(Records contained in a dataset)
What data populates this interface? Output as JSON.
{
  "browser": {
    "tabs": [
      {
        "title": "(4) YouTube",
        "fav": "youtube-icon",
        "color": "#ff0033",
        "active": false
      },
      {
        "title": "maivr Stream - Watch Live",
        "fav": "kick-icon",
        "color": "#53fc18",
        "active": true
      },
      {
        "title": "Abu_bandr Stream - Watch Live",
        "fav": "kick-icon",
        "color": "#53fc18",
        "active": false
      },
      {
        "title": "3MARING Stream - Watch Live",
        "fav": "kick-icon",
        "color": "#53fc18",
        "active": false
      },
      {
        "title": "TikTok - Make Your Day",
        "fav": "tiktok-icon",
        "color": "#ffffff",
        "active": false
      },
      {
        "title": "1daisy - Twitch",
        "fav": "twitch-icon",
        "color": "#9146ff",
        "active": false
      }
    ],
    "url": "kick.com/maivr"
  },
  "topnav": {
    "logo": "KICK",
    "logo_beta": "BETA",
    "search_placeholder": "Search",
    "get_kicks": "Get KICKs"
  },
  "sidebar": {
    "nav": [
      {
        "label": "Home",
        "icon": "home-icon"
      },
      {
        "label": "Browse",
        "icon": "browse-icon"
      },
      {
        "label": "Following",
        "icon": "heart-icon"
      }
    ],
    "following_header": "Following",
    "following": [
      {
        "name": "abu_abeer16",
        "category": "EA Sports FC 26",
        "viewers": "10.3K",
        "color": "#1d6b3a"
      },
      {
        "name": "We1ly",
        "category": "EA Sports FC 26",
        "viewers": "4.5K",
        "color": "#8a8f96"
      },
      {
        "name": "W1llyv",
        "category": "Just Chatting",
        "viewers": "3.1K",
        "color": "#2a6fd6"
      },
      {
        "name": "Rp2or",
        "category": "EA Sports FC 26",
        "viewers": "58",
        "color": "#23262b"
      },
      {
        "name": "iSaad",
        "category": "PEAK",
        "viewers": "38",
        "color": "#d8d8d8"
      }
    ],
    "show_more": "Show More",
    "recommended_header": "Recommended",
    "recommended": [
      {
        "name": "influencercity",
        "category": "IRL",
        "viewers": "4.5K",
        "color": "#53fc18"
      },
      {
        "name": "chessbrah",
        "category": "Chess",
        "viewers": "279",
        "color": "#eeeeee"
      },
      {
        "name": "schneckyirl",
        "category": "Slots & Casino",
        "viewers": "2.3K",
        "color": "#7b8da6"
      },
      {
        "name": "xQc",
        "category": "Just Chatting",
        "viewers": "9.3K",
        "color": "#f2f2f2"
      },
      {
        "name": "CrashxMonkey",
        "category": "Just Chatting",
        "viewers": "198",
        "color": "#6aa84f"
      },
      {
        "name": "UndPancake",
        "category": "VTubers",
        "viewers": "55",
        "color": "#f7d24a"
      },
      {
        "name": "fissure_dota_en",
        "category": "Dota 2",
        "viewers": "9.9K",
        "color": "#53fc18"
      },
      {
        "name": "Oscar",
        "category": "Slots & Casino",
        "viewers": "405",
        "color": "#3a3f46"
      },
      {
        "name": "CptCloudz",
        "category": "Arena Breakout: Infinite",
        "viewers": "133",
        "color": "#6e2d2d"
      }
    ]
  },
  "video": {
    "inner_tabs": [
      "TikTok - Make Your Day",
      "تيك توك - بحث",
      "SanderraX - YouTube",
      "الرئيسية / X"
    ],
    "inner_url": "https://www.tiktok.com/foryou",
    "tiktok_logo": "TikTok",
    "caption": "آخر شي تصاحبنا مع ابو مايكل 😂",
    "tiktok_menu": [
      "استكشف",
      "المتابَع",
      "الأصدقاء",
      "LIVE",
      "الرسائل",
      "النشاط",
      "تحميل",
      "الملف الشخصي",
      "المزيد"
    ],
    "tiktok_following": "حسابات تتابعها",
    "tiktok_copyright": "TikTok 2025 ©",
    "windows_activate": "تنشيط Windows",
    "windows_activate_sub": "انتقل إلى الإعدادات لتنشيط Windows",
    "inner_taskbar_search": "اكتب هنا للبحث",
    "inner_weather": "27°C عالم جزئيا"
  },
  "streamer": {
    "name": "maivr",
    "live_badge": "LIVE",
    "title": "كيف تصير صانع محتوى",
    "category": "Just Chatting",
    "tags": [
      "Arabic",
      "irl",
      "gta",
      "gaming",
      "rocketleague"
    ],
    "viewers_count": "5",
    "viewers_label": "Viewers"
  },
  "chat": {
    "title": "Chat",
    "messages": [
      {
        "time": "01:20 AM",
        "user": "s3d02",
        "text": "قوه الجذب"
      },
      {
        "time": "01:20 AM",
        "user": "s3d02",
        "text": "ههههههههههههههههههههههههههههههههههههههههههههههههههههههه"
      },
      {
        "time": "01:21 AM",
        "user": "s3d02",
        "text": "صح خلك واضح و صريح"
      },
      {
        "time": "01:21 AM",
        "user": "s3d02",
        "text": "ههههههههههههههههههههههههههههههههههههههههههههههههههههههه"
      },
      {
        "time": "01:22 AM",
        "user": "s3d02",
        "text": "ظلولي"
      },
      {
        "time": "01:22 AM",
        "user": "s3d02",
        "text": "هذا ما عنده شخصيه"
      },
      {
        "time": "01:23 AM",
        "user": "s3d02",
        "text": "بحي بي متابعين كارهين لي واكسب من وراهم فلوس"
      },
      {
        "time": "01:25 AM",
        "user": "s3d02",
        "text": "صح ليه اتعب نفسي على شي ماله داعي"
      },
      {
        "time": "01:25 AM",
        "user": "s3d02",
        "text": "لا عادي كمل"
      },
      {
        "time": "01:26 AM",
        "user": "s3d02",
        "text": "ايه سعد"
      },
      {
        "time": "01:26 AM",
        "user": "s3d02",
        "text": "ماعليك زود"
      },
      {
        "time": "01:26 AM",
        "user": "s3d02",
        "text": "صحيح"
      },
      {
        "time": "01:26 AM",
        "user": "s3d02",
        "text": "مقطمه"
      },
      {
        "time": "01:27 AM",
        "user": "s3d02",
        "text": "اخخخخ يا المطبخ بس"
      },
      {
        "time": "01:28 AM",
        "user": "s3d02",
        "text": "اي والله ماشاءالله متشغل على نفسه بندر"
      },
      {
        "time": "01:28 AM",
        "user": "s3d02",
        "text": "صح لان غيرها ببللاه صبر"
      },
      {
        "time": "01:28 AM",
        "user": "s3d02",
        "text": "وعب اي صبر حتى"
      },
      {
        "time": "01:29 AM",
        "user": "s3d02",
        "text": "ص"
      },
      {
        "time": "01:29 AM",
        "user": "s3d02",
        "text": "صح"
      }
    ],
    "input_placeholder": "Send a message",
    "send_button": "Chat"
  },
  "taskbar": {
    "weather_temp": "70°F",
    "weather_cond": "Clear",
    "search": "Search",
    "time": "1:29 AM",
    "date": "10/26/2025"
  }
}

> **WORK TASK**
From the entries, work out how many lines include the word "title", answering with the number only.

> **REPLY TO THE TASK**
8